The image of a train brings with it a myriad of emotional reactions from the average person. From the early steam train voyages west across America to the futuristic monorail of Disney World, these Pavlovian responses are ingrained into our memories. The chrome of the engine on a sleek passenger rail triggers thoughts of a Capra-esque black and white film full of humor and romance. A dusty, steam engine takes us back to the gold rush of the early 1900’s. The relaxing, sumptuous leather of a dining car seat, the humorous possibilities of a crowded sleeper car, the thrill of adventure while journeying toward previously uncharted territory. For most of us these emotions are as clear as the movies and stories which first introduced us to this brilliant mode of mechanized transportation. In examining the glorious, and sometimes tumultuous history of the train, we can not only be transported back and forth through eras and life-styles, but come to the end of the line with the knowledge that we are once again about to board the resurrection of the train.
The train has become a nostalgic icon representing a more leisurely time in our history. Television and movies have helped to build the emphasis of glamor, intrigue and a slower, more peaceful time in society. While this all still holds a certain degree of truth, what is rarely pointed out is the ever-changing usefulness and personality of the train. Whereas in the classic western, a train is used because it was still a novelty and was the only real mode of transportation for those who could afford to purchase a ticket from the conductor. By the 1930’s and 40’s, films were more likely to portray the train as the preferred mode of travel and highlighted the romantic and mysterious aspects of a long, secluded ride through the night. Even now, as we celebrate the fact that the passenger rail has been in existence for nearly 200 years, trains have not outlived their usefulness. Many European countries have never left the age of the commuter train. They have not only kept it alive, but it has proven to be quite beneficial to their tourist trade. Here in the United States, California is instituting high speed rails and most major cities have some type of commuter train to help with their traffic needs. In fact, what is abundantly clear is that trains have evolved with the changing of our societal needs, our economical requirements and our desire to become one with and preserve our overextended environment.
Those who cannot remember the past are condemned to repeat it
~George Santayana, The Life of Reason, Volume 1, 1905
While the average American is probably unaware who wrote those words, this quote is widely known. The obvious reason for it’s appreciation today, over 100 years after it was written, is that it still holds true. As a country, we have seen both great progress and great setbacks in every aspect of our lives. As we embark on an era which has become known as a time for change, we must look backwards in order to look ahead to a better future. When President Franklin Roosevelt first instituted “The New Deal” to combat the overwhelming effects of the Great Depression, he was met with skepticism and derision. After all was said and done, we, as a country were able to build ourselves back up to become an even stronger nation. Now, 75 years later, we find ourselves in a similar situation as a nation.

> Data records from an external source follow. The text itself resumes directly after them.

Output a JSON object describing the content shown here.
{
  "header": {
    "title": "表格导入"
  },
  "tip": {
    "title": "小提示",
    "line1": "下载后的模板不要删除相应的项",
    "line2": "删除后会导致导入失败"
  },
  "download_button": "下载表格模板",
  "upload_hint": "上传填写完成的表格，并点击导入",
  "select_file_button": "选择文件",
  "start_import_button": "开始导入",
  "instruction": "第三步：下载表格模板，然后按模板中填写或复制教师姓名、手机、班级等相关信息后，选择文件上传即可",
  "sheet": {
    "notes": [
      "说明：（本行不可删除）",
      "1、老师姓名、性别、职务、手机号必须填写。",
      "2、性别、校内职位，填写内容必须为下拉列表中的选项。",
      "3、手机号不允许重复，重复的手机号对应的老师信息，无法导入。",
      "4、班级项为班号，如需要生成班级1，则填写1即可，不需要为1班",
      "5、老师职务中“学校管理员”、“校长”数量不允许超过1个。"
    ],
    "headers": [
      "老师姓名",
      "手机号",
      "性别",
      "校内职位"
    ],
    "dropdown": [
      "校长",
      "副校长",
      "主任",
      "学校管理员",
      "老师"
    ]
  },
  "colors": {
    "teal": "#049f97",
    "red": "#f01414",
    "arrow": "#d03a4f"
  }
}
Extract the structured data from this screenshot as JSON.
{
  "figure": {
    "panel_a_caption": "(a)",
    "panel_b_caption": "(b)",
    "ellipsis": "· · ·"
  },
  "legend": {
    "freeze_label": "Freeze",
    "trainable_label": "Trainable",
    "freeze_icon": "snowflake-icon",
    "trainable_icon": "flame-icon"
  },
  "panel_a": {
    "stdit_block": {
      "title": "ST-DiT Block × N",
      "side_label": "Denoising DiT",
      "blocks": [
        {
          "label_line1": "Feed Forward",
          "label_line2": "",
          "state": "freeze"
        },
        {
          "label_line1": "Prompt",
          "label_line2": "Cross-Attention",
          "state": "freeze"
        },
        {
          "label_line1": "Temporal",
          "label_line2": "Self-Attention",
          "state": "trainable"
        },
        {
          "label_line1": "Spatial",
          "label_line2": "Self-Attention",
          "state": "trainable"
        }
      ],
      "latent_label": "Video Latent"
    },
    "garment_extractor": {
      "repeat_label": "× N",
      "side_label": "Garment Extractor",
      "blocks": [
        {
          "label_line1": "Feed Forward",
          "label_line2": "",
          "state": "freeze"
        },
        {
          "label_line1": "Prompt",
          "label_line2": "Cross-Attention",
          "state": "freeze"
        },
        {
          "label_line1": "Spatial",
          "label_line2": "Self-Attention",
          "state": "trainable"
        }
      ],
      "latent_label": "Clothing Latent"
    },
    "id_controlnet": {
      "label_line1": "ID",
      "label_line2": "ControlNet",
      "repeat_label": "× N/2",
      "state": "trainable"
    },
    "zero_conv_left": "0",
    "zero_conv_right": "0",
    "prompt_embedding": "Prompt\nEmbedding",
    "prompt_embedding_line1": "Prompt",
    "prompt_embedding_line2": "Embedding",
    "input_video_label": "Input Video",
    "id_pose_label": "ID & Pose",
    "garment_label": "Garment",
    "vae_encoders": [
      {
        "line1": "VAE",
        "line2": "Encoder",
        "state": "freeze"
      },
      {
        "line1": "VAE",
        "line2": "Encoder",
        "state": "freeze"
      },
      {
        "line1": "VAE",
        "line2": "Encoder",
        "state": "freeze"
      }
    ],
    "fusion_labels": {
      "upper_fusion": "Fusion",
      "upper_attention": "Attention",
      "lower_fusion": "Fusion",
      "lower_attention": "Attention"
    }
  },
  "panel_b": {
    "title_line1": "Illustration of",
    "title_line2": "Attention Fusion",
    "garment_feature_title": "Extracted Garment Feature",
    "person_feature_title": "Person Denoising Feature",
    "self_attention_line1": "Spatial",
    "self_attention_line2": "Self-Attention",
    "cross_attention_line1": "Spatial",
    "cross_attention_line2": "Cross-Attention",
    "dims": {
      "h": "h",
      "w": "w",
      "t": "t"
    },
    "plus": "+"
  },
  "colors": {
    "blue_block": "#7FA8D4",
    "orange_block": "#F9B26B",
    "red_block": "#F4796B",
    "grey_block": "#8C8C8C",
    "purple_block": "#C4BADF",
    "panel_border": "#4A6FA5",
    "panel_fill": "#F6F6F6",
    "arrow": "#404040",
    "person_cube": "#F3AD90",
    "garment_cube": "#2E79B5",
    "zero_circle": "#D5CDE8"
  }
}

When we rebuilt and reemployed America, we did so in part by rejuvenating our transportation systems. At the time our focus was more on roads and automobiles, but in those 75 years we have learned a little more about the long-term damage of the single-car driver and what a dependence on oil can truly cost us in the end. Our focus needs to be a solution which will solve our problems on larger scale. A design which will serve multiple purposes and achieve a plethora of goals in one fluid movement. That movement is the resurrection of the passenger rail on a national level.
Bringing the passenger train to an area such as Asheville, North Carolina could be the advent of a change that is both remarkable and calculable. In measuring only the drivers who commute in the greater Asheville area and down through to the highly utilized Interstate 26 to Greenville/Spartanburg, South Carolina, the train could become the necessity that it is in larger cities like Chicago and New York. While it may not evoke those same images of gleaming silver and brass rails to rest your feet, the modern commuter train has evolved with the times. These days travelers prefer to use their blackberries, their wireless laptops and their PDA’s. The modern traveler has an iPod and sends texts on their cell phone. Methods of communication and work or leisure activities which would be encouraged on a train are being banned on our roadways due to the dangers which they create.
Now is the time for the train. Now is the time to embrace an integral part of who we are as a country. Now is the time to resurrect the philosophy of George Santayana and learn from the mistakes we have made with our environment. Now is the time to stream-line our lives and move forward into a better future. Now is the time to sit back on a train with our families and really have an opportunity to see this great and wonderful land that we have cultivated into our home. Now is the time to take those negatives of modern communication and turn them into possibilities of a more effective way of life and travel. Now is the time for the train. Now is the time to sieze a thought, a hope, an ideal…and turn it into a reality.
Now is the time for the train.